This person dresses just as she did before I writ; a» . does also the Lady to whom I addressed the following Billet the same day.
M A,B A M,
"T E T me beg of you to take off the patches at the *« JL> lower end of your left cheek, and I will allow "two more under your left eye, which will contribute "more to the symmetry of your face ; except you would ** please to remove the ten black atoms on your Lady* ** ship's chin, and wear one large patch instead of them. "If so, you may properly enough retain the theee patches «« abovementioned. I am, &c."
This, I thought, had all the civility and reason in the world in it; but whether my letters are intercepted, or whatever it is, the Lady patches as me used to do. It is to be observed by all the charitable society, as an instruction in their epistles, that they tell people of nothing but what is in their power to mend. I fliall give another instance of this way of writing: Two sisters in. EJsex-Jlreet are eternally gaping out of the window, as if they knew not the value of time, or would call in companions. Upon which I writ the following line;
Dear Creatures, *« On the receipt of this, fliut your casements."
But I went by yesterday, and found them still at the window. What can a man do in this cafe? but go on, and wrap himself up in his own integrity, with satisfaction only in this melancholy truth, that virtue is its own reward; and that if no one is the better for his admonitions, yet he is himself the more virtuous in that he gave those advices.
St. Jaaus't Coffee-house, September 1 z.
Letters of the thirteenth instant from the Duke of Marlborougb'i camp at Have advise, that the necessary dispositions were made for opening the uenchec before
Vol. II. $ ■ * yons.
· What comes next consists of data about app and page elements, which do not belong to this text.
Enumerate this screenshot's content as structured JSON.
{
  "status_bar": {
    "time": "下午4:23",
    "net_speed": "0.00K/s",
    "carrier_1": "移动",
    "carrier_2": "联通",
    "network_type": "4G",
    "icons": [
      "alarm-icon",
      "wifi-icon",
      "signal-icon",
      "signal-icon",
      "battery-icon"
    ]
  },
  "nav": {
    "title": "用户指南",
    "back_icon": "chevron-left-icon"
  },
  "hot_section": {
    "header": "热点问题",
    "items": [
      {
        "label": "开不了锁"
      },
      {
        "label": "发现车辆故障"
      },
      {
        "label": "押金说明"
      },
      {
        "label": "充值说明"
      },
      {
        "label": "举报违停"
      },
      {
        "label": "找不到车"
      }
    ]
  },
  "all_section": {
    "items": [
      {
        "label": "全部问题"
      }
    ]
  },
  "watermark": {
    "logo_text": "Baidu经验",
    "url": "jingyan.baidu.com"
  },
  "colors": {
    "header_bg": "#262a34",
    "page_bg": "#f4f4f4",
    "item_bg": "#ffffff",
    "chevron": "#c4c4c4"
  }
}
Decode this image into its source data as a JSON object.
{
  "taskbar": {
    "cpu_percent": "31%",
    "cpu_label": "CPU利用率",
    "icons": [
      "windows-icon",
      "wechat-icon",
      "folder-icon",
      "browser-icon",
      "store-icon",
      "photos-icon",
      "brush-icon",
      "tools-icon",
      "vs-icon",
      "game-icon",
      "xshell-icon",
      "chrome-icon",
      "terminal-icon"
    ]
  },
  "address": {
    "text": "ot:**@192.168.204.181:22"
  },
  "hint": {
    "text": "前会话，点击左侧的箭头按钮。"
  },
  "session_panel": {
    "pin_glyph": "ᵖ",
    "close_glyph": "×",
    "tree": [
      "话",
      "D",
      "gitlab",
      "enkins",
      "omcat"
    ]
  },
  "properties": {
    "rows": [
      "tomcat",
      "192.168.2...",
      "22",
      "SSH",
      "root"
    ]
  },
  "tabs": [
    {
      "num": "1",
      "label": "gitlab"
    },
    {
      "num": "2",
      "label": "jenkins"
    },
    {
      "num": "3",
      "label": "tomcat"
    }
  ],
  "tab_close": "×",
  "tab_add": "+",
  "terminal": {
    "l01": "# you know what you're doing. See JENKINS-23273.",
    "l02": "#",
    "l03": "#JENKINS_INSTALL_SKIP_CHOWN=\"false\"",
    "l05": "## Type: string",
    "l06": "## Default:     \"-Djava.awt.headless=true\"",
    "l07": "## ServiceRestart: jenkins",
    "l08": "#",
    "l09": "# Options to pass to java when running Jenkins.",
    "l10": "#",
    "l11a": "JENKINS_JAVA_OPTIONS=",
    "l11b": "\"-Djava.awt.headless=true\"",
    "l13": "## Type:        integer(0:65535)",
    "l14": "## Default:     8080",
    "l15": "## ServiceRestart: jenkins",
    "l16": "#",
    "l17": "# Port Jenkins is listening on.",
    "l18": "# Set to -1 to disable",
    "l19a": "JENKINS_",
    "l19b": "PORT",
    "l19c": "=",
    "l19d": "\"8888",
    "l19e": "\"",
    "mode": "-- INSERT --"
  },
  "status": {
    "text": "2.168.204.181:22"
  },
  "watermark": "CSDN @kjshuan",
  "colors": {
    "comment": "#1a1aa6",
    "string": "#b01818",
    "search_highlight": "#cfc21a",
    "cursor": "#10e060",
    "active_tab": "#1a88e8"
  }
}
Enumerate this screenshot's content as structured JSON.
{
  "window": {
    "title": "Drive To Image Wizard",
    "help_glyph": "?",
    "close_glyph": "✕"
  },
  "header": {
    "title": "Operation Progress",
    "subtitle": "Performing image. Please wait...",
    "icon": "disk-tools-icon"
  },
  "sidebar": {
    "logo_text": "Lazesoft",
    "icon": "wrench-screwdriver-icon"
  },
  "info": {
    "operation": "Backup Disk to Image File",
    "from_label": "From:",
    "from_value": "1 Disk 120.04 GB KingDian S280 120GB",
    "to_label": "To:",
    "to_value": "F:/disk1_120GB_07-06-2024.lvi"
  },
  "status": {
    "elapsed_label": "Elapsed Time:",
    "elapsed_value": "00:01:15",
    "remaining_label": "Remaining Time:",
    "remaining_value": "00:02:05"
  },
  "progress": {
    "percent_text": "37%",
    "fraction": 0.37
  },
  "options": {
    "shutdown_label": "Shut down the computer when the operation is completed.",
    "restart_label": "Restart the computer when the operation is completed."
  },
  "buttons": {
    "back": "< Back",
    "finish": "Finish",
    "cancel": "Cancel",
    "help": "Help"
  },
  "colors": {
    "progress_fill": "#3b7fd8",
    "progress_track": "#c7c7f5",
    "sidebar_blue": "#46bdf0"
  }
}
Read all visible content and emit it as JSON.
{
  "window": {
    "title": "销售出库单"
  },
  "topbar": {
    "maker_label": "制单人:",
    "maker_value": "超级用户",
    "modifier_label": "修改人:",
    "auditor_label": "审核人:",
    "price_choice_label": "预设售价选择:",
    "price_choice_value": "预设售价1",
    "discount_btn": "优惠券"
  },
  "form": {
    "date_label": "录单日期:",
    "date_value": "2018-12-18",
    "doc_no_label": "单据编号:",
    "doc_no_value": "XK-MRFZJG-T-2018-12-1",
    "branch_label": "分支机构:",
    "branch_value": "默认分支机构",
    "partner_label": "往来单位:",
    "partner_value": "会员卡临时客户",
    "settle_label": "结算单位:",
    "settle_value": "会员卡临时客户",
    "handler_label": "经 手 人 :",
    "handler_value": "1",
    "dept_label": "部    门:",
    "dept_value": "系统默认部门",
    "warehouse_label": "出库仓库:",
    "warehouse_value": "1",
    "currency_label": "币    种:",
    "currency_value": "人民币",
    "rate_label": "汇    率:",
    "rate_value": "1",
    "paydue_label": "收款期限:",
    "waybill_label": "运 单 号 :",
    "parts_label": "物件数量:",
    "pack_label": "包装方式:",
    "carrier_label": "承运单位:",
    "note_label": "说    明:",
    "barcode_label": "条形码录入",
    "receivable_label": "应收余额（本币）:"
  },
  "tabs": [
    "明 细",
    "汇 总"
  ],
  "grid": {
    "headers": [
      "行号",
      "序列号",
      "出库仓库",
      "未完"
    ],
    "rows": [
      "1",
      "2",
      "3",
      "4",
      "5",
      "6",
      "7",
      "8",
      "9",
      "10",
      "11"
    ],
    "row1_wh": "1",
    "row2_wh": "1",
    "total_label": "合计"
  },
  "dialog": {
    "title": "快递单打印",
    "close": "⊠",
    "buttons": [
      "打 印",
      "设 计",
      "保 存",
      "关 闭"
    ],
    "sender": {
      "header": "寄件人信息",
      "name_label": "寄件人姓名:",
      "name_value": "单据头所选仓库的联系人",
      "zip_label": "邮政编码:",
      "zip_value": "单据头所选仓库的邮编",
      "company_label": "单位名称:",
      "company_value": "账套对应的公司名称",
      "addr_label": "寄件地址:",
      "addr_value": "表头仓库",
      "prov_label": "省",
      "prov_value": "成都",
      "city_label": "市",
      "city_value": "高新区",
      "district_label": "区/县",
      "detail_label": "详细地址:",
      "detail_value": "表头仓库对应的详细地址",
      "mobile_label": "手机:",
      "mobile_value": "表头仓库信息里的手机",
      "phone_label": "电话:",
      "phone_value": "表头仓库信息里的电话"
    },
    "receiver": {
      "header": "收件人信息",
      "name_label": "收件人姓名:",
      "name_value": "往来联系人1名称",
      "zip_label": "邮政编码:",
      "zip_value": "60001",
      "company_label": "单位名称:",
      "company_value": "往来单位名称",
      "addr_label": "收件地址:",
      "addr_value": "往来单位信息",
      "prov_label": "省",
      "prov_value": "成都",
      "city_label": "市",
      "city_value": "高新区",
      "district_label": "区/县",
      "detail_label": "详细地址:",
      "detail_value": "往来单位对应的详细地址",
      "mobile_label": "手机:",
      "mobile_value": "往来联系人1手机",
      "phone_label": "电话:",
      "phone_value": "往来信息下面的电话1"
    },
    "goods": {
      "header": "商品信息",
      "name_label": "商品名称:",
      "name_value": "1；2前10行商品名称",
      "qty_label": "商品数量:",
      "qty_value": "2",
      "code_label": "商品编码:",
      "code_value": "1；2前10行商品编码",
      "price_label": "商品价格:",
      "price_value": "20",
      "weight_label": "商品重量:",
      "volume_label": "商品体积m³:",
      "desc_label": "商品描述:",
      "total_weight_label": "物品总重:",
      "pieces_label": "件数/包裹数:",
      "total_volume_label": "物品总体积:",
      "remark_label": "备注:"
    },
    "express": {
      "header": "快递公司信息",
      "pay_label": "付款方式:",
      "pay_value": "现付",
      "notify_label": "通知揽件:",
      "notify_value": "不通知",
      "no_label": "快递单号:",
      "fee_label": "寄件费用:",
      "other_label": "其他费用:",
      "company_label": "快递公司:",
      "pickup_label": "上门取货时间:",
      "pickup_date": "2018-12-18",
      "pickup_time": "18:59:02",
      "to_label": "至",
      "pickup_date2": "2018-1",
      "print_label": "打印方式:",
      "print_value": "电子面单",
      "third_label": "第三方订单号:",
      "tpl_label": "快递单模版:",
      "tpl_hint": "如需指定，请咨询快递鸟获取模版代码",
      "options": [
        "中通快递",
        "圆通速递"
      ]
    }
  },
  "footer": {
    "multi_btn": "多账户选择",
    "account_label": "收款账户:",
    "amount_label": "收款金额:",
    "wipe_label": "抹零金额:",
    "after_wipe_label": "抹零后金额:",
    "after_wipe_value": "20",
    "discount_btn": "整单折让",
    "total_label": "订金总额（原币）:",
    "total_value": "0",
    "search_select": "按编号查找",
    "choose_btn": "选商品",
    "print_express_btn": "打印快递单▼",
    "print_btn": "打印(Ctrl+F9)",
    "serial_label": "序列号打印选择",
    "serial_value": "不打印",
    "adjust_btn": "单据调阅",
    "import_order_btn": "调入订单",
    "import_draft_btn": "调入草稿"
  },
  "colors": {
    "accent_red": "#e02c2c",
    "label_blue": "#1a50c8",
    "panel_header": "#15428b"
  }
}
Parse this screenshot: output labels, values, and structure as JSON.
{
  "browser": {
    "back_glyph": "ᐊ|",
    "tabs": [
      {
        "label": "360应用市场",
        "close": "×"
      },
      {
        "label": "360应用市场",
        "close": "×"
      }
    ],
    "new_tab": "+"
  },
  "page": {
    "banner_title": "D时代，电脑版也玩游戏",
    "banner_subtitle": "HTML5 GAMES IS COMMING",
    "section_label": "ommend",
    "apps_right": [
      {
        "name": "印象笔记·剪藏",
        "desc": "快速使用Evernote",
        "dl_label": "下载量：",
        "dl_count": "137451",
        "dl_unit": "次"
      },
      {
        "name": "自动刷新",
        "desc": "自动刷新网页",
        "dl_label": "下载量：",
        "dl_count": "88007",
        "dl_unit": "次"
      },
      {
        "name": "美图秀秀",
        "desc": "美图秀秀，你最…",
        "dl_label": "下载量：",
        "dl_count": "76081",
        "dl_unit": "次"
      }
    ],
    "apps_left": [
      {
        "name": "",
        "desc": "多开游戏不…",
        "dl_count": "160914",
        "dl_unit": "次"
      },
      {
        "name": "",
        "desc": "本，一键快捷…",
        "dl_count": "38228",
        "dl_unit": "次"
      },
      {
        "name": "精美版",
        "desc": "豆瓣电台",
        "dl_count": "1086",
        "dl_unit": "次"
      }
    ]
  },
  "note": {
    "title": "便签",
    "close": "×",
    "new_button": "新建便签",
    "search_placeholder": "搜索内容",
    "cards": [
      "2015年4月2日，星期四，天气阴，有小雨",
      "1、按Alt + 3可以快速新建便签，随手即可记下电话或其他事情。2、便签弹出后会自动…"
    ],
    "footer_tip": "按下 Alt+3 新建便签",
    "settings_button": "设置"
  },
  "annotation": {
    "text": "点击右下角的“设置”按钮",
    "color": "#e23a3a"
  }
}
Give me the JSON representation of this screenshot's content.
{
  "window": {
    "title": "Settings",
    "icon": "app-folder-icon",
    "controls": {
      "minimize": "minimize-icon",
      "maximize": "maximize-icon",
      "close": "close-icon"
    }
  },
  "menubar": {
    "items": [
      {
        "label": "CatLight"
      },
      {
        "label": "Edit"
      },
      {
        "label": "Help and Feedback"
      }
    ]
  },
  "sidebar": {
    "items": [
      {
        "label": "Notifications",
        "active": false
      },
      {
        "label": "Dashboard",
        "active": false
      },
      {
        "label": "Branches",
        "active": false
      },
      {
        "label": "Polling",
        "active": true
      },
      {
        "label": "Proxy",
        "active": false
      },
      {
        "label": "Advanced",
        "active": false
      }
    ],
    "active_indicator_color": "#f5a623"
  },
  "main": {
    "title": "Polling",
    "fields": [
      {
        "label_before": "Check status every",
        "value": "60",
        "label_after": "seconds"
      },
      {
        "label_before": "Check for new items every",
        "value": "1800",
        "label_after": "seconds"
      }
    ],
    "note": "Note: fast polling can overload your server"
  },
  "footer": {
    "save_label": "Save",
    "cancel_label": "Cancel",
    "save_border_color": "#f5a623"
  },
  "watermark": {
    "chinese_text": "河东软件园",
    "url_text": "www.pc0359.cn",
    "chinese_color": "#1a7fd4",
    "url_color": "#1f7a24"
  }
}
Mons. The direction of the siege is to be committed to the Prince of Orange, who designed to take his post accordingly with thirty battalions and thirty squadrons on the day following. On the seventeenth Lieutenant■General Cadogan set out for Brussels, to hasten the ammunition and artillery which is to be employed in this enterprize; and the confederate army was extended from the Haifne to the Trouille, in order to cover the siege. The loss of the confederates in the late battle is not exactly known; but it appears by a list transmitted to the States-General, that the number of the killed and wounded in their service amounts to above eight thousand. -It is computed, that the English have lost fifteen hundred men, and the rest of the Allies above five thousand, including the wounded. The States-General have taken the most speedy and effectual measures for reinforcing their troops; and it is expected, that in eight or ten days the army will be as numerous as before the batstie. The affairs in Italy afford us nothing remarkable; only that it is hoped, the difference between the Courts of Vienna and Turin will be speedily accommodated. Letters from Poland present us with a near prospect of seeing King Augustus re-established on the throne, all parties being very industrious to reconcile themselves to bis interests.
Will's Coffee-house, September I i.
Of all the pretty arts in which our modern Writers excel, there is not any which is more to be recommended to the imitation of beginners, than the ikill of Transition from one subject to another. I know not whether I make myself well understood ; but it is certain, that the way of stringing a discourse, used in the Meftury Gallant, the Gentleman's Journal, and other learned writings ; not to mention how naturally things present themselves to such as harangue in pulpits, and other occasions which, occur to the Learned; are methods worthy commendation. I shall attempt this style myself in few lines. Suppose I were discoursing upon the King of Sweden'* pasting the Boristhenes. The Borifthenes is a great river, and puts me in mind of the Danube and the Rhine. The